→ EXERCISE: Only lines containing "icon" are wanted from the data below. Copy those lines.

[Opening RECORDS TO PROCESS section]

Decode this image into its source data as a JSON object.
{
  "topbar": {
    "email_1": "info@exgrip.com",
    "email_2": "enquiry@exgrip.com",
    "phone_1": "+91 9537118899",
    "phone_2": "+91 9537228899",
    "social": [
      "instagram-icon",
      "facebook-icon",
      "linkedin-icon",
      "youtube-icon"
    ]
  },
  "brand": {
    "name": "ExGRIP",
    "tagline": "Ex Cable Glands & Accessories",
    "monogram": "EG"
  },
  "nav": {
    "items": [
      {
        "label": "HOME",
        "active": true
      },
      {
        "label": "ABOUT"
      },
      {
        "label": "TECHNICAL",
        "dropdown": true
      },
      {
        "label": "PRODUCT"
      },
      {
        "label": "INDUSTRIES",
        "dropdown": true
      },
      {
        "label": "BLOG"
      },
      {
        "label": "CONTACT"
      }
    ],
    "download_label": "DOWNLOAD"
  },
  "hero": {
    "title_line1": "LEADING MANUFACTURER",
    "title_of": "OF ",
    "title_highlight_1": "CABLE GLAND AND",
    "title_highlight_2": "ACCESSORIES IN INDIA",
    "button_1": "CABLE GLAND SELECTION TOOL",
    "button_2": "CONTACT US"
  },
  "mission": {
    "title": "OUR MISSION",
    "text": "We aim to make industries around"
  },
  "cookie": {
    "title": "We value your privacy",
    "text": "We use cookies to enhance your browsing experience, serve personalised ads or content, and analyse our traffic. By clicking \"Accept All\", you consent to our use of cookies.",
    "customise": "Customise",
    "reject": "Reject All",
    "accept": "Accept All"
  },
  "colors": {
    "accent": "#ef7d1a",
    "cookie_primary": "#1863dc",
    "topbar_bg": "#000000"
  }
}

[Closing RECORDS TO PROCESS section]

→ RESPONSE TO THIS EXERCISE:
      "instagram-icon",
      "facebook-icon",
      "linkedin-icon",
      "youtube-icon"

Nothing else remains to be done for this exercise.